Task details: Your task is to retype all of the records below with complete accuracy.

Data about app and page elements:
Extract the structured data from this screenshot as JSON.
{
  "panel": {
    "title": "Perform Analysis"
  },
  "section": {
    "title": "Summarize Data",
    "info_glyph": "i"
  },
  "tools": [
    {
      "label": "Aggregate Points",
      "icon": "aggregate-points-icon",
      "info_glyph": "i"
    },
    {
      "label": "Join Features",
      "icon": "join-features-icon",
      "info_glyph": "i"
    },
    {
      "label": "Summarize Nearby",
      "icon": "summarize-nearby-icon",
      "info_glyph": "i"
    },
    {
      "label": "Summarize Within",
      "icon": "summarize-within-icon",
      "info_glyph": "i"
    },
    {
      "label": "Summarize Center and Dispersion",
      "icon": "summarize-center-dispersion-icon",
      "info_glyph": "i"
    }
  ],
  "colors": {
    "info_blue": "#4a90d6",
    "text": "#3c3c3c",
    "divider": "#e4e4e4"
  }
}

Result of this task:
Extract the structured data from this screenshot as JSON.
{
  "panel": {
    "title": "Perform Analysis"
  },
  "section": {
    "title": "Summarize Data",
    "info_glyph": "i"
  },
  "tools": [
    {
      "label": "Aggregate Points",
      "icon": "aggregate-points-icon",
      "info_glyph": "i"
    },
    {
      "label": "Join Features",
      "icon": "join-features-icon",
      "info_glyph": "i"
    },
    {
      "label": "Summarize Nearby",
      "icon": "summarize-nearby-icon",
      "info_glyph": "i"
    },
    {
      "label": "Summarize Within",
      "icon": "summarize-within-icon",
      "info_glyph": "i"
    },
    {
      "label": "Summarize Center and Dispersion",
      "icon": "summarize-center-dispersion-icon",
      "info_glyph": "i"
    }
  ],
  "colors": {
    "info_blue": "#4a90d6",
    "text": "#3c3c3c",
    "divider": "#e4e4e4"
  }
}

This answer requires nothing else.